- **Your goal**
All of the data needs to be printed again, exactly as written.
──────────────────────────────
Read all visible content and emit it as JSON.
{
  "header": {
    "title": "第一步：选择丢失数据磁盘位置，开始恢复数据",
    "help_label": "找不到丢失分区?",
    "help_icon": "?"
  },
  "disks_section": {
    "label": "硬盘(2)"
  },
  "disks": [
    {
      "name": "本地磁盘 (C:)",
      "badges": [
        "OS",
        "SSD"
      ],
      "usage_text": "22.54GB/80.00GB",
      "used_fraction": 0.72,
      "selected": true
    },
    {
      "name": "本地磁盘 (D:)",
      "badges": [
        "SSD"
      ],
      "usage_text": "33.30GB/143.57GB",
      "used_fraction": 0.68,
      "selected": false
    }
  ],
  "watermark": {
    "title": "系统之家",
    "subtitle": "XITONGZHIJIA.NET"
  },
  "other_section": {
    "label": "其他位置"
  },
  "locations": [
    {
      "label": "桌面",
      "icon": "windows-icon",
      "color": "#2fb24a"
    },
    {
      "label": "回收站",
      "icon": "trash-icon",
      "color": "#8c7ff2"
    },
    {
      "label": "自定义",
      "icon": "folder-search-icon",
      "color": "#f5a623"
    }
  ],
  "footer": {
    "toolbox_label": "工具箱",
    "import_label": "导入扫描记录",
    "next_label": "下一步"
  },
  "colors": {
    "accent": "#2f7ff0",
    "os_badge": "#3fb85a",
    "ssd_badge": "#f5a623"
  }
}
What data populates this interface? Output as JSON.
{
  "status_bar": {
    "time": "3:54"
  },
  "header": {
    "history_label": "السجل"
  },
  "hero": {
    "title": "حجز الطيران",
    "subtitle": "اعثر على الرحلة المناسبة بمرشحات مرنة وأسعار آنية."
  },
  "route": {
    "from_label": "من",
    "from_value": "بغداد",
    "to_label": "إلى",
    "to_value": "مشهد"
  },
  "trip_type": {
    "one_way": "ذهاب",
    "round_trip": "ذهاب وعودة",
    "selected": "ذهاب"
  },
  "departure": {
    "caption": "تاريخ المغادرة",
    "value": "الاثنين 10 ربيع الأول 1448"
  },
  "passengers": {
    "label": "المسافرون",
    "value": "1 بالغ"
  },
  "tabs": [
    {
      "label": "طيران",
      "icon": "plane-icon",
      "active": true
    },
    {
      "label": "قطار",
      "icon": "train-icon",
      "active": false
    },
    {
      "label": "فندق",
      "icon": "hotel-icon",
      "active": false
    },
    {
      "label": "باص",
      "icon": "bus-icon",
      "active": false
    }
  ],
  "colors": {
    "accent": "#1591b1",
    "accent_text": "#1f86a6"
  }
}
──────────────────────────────
- **Exercise answer**
Read all visible content and emit it as JSON.
{
  "header": {
    "title": "第一步：选择丢失数据磁盘位置，开始恢复数据",
    "help_label": "找不到丢失分区?",
    "help_icon": "?"
  },
  "disks_section": {
    "label": "硬盘(2)"
  },
  "disks": [
    {
      "name": "本地磁盘 (C:)",
      "badges": [
        "OS",
        "SSD"
      ],
      "usage_text": "22.54GB/80.00GB",
      "used_fraction": 0.72,
      "selected": true
    },
    {
      "name": "本地磁盘 (D:)",
      "badges": [
        "SSD"
      ],
      "usage_text": "33.30GB/143.57GB",
      "used_fraction": 0.68,
      "selected": false
    }
  ],
  "watermark": {
    "title": "系统之家",
    "subtitle": "XITONGZHIJIA.NET"
  },
  "other_section": {
    "label": "其他位置"
  },
  "locations": [
    {
      "label": "桌面",
      "icon": "windows-icon",
      "color": "#2fb24a"
    },
    {
      "label": "回收站",
      "icon": "trash-icon",
      "color": "#8c7ff2"
    },
    {
      "label": "自定义",
      "icon": "folder-search-icon",
      "color": "#f5a623"
    }
  ],
  "footer": {
    "toolbox_label": "工具箱",
    "import_label": "导入扫描记录",
    "next_label": "下一步"
  },
  "colors": {
    "accent": "#2f7ff0",
    "os_badge": "#3fb85a",
    "ssd_badge": "#f5a623"
  }
}
What data populates this interface? Output as JSON.
{
  "status_bar": {
    "time": "3:54"
  },
  "header": {
    "history_label": "السجل"
  },
  "hero": {
    "title": "حجز الطيران",
    "subtitle": "اعثر على الرحلة المناسبة بمرشحات مرنة وأسعار آنية."
  },
  "route": {
    "from_label": "من",
    "from_value": "بغداد",
    "to_label": "إلى",
    "to_value": "مشهد"
  },
  "trip_type": {
    "one_way": "ذهاب",
    "round_trip": "ذهاب وعودة",
    "selected": "ذهاب"
  },
  "departure": {
    "caption": "تاريخ المغادرة",
    "value": "الاثنين 10 ربيع الأول 1448"
  },
  "passengers": {
    "label": "المسافرون",
    "value": "1 بالغ"
  },
  "tabs": [
    {
      "label": "طيران",
      "icon": "plane-icon",
      "active": true
    },
    {
      "label": "قطار",
      "icon": "train-icon",
      "active": false
    },
    {
      "label": "فندق",
      "icon": "hotel-icon",
      "active": false
    },
    {
      "label": "باص",
      "icon": "bus-icon",
      "active": false
    }
  ],
  "colors": {
    "accent": "#1591b1",
    "accent_text": "#1f86a6"
  }
}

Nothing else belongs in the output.